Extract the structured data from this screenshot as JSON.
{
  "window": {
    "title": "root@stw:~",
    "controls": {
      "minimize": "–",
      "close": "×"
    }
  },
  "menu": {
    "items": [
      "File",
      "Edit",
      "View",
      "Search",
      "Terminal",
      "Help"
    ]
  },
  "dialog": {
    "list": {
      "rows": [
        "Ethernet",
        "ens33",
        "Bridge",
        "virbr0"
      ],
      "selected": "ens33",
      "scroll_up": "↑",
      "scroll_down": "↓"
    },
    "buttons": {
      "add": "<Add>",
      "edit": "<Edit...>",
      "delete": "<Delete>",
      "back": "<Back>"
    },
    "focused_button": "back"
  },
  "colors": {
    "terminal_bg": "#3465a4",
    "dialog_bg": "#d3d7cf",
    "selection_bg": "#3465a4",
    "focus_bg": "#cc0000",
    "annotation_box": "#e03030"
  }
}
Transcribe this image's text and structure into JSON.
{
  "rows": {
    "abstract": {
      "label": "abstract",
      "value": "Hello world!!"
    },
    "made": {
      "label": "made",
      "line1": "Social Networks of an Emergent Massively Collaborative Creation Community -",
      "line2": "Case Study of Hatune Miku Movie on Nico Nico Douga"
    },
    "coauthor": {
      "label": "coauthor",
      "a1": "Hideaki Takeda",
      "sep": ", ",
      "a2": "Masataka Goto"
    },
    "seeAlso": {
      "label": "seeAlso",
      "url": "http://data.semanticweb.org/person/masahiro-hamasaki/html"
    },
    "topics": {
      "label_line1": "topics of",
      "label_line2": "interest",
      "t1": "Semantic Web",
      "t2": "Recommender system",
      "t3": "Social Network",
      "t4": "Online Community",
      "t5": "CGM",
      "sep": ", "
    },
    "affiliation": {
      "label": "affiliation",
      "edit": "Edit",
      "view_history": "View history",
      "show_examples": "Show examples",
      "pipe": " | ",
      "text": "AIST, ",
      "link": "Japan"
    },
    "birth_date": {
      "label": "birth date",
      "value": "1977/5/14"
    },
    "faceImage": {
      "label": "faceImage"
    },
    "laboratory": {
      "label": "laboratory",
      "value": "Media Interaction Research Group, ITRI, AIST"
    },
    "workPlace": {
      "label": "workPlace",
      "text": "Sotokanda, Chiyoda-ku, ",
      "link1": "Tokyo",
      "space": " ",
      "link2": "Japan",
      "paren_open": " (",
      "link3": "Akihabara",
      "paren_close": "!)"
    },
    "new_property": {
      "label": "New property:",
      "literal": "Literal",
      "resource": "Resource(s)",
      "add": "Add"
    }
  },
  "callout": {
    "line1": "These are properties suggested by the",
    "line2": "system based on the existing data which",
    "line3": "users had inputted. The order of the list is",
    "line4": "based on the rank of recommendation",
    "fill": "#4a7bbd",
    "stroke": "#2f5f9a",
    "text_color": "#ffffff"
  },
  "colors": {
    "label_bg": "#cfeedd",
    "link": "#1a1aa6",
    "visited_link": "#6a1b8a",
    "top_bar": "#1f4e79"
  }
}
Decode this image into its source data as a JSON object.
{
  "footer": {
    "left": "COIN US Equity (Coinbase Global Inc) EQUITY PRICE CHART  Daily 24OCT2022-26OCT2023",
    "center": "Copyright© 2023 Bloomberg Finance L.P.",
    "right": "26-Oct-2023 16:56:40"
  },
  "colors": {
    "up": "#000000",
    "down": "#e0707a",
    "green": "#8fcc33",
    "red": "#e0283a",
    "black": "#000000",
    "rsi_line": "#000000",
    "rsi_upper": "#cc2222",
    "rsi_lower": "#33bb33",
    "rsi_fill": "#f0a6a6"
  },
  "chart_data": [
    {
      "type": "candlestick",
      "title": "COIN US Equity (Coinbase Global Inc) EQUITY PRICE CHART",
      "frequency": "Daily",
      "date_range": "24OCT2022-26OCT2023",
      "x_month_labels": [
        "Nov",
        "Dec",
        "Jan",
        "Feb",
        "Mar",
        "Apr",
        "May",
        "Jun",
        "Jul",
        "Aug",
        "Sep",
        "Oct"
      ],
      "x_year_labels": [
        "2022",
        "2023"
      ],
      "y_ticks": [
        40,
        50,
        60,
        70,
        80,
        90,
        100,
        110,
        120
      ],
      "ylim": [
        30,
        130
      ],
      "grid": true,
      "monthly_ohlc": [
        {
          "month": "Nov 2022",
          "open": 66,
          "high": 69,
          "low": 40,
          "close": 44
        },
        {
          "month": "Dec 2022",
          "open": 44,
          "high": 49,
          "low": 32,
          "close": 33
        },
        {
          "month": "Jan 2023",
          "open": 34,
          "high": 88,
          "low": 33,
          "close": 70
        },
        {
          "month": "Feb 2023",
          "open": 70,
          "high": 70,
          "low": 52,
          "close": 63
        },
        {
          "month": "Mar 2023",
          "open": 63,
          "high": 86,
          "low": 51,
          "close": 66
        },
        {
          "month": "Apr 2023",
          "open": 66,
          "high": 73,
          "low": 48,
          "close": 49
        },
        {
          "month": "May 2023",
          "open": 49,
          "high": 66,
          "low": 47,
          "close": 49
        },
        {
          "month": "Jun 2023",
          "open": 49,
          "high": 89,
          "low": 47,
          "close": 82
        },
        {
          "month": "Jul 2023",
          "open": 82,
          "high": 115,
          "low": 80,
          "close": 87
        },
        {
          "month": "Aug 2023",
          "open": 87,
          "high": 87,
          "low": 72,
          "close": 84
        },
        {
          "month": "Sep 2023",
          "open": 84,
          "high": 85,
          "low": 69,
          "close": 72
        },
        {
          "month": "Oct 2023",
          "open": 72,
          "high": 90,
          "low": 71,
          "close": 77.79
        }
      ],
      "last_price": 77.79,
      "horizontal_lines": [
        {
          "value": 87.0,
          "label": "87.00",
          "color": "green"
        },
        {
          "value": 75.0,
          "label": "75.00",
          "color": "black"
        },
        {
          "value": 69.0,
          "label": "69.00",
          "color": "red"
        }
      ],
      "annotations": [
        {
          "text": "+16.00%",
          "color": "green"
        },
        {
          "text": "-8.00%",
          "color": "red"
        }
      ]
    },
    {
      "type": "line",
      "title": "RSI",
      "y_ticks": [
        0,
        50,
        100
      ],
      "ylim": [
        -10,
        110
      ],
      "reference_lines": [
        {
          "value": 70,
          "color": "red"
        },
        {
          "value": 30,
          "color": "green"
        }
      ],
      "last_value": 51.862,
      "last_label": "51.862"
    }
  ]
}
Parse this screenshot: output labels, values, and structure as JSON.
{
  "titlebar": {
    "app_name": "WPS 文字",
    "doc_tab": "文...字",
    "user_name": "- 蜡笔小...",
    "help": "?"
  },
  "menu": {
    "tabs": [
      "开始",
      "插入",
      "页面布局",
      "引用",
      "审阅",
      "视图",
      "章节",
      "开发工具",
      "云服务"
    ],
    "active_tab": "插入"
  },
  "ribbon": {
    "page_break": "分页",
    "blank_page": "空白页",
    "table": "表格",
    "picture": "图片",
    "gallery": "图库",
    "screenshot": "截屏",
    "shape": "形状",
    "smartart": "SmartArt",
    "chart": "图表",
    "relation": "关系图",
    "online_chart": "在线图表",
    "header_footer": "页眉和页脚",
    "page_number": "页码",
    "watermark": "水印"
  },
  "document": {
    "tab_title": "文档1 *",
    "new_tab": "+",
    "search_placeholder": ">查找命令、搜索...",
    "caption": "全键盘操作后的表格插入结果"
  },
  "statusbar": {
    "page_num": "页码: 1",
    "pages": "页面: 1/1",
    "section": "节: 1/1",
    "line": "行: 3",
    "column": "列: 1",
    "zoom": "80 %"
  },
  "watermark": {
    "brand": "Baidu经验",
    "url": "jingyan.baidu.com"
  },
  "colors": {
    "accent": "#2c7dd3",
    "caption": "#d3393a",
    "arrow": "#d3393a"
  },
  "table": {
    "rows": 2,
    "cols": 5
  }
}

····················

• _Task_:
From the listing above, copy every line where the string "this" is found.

• _Response area_:
Extract the structured data from this screenshot as JSON.
Transcribe this image's text and structure into JSON.
Decode this image into its source data as a JSON object.
Parse this screenshot: output labels, values, and structure as JSON.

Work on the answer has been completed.